*** Opening INFORMATION PROVIDED ***

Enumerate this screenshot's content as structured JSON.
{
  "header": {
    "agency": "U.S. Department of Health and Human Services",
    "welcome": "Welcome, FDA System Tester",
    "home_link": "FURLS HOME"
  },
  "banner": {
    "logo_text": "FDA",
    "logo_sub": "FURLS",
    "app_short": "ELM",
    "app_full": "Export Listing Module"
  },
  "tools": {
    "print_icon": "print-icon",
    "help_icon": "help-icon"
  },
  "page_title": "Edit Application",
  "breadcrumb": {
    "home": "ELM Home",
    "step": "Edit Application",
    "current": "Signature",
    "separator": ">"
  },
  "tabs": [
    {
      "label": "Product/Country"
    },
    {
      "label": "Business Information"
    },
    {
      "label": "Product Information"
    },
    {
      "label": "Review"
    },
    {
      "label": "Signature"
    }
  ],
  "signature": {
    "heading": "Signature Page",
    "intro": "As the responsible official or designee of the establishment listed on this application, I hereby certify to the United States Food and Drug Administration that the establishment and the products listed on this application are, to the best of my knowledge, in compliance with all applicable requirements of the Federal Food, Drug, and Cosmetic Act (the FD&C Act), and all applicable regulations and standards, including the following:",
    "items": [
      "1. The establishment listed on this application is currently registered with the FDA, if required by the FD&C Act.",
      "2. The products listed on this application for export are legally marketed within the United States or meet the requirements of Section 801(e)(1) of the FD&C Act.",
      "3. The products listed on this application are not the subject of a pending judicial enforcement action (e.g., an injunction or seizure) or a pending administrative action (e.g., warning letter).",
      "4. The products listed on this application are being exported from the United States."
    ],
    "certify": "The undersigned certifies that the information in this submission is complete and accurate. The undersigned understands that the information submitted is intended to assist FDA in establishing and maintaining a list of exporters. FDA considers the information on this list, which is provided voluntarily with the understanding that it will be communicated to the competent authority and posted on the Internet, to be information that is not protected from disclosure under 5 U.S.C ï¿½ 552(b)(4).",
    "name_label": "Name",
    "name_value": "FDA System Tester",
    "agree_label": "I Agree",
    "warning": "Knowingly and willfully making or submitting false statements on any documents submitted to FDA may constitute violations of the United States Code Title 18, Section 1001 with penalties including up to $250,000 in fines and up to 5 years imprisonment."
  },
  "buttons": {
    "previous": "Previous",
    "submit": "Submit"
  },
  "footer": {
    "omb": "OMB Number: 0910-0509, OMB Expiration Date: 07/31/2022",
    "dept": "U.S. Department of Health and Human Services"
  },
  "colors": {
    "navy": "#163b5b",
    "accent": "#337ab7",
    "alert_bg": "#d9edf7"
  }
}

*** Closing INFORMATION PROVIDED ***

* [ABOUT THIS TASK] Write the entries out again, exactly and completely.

* [RESPONSE TO THE TASK]
Enumerate this screenshot's content as structured JSON.
{
  "header": {
    "agency": "U.S. Department of Health and Human Services",
    "welcome": "Welcome, FDA System Tester",
    "home_link": "FURLS HOME"
  },
  "banner": {
    "logo_text": "FDA",
    "logo_sub": "FURLS",
    "app_short": "ELM",
    "app_full": "Export Listing Module"
  },
  "tools": {
    "print_icon": "print-icon",
    "help_icon": "help-icon"
  },
  "page_title": "Edit Application",
  "breadcrumb": {
    "home": "ELM Home",
    "step": "Edit Application",
    "current": "Signature",
    "separator": ">"
  },
  "tabs": [
    {
      "label": "Product/Country"
    },
    {
      "label": "Business Information"
    },
    {
      "label": "Product Information"
    },
    {
      "label": "Review"
    },
    {
      "label": "Signature"
    }
  ],
  "signature": {
    "heading": "Signature Page",
    "intro": "As the responsible official or designee of the establishment listed on this application, I hereby certify to the United States Food and Drug Administration that the establishment and the products listed on this application are, to the best of my knowledge, in compliance with all applicable requirements of the Federal Food, Drug, and Cosmetic Act (the FD&C Act), and all applicable regulations and standards, including the following:",
    "items": [
      "1. The establishment listed on this application is currently registered with the FDA, if required by the FD&C Act.",
      "2. The products listed on this application for export are legally marketed within the United States or meet the requirements of Section 801(e)(1) of the FD&C Act.",
      "3. The products listed on this application are not the subject of a pending judicial enforcement action (e.g., an injunction or seizure) or a pending administrative action (e.g., warning letter).",
      "4. The products listed on this application are being exported from the United States."
    ],
    "certify": "The undersigned certifies that the information in this submission is complete and accurate. The undersigned understands that the information submitted is intended to assist FDA in establishing and maintaining a list of exporters. FDA considers the information on this list, which is provided voluntarily with the understanding that it will be communicated to the competent authority and posted on the Internet, to be information that is not protected from disclosure under 5 U.S.C ï¿½ 552(b)(4).",
    "name_label": "Name",
    "name_value": "FDA System Tester",
    "agree_label": "I Agree",
    "warning": "Knowingly and willfully making or submitting false statements on any documents submitted to FDA may constitute violations of the United States Code Title 18, Section 1001 with penalties including up to $250,000 in fines and up to 5 years imprisonment."
  },
  "buttons": {
    "previous": "Previous",
    "submit": "Submit"
  },
  "footer": {
    "omb": "OMB Number: 0910-0509, OMB Expiration Date: 07/31/2022",
    "dept": "U.S. Department of Health and Human Services"
  },
  "colors": {
    "navy": "#163b5b",
    "accent": "#337ab7",
    "alert_bg": "#d9edf7"
  }
}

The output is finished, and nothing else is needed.